This year at the São Paulo International Biennial, the Argentine pavilion caused a surprise with the presence of two huge murals by Pablo Siquier, drawn on the walls by the artist himself. It was the cheapest presentation in the history of biennials: Siquier traveled with a box of charcoals. The Argentine Chancellery was happy. Laura Batkis traveled to São Paulo especially for the inauguration and tells La Mano how the Argentine presentation went.

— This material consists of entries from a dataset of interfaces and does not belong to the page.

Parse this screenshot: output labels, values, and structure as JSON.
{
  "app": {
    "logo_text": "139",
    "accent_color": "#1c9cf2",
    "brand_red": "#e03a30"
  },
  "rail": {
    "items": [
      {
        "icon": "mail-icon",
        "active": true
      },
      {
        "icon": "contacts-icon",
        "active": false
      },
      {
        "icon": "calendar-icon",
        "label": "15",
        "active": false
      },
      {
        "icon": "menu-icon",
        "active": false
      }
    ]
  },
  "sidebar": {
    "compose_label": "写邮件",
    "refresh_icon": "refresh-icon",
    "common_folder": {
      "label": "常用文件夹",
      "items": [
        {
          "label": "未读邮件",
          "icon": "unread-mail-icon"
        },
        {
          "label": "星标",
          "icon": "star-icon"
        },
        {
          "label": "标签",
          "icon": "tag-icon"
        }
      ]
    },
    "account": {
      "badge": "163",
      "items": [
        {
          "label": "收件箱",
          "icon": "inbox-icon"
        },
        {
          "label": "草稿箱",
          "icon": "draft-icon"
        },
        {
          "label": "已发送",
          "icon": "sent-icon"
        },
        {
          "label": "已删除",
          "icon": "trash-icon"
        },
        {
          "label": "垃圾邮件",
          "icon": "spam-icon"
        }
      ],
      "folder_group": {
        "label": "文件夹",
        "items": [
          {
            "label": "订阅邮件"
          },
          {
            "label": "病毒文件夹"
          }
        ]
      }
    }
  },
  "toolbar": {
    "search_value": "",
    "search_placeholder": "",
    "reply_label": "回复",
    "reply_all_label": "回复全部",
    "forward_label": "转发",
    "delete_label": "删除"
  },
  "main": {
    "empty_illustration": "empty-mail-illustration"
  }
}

Pablo Siquier (1961) belongs to the generation that at the end of the ‘80s began to have prominence as an alternative to the prevailing neo-expressionism of that decade. His first works were colorful ornamental structures that he made based on automatist exercises. At that time, he was interested in raw art, Dubuffet, the idea of the primitive, children’s drawing, and the relationship between art and madness. Towards the ‘90s, his work fell into the neo-abstraction and neo-geo. Taking the architectural language, he began to draw graphic symbols with clear and precise edges. The decorative character of his beginnings gave way to an increasingly minimalist stripping of the image. On a gray background, the form was based on a simple scheme of representation: the brightness given by the whites and the shadows in black, on a vertical axis of the lines. The morphological variants gradually took on connotations linked to architectural rationalism, together with patterns taken from the music of Steve Reich and Brian Eno, repeating a motif as a cutout of an infinite texture. Manipulating styles of high and low culture, he created emblems with the characteristics of a formal hybrid with references to the alluvial tradition of Argentine immigration. This is how in his current work, there is evidence of art deco together with curves and moldings of the Latin American baroque and the influence of the Argentine concrete art of Raul Lozza. Today his works are reduced to black and white. The form is given by black lines of projected shadows. The two drawings that Siquier made in the Argentine pavilion of the São Paulo Biennial belong to this series. They are 5×10 meter structures of urbanistic organic growth, made in charcoal on the wall. Under the slogan of a “Free Territory” that Alfons Hug proposed for this biennial, the artist created a kind of oppressive prison with a strong dramatic presence given by the expressive stroke of the charcoal. Defying the general curatorial script, Siquier contrasts the idea of freedom as the choice of the desired prison.
BY LAURA BATKIS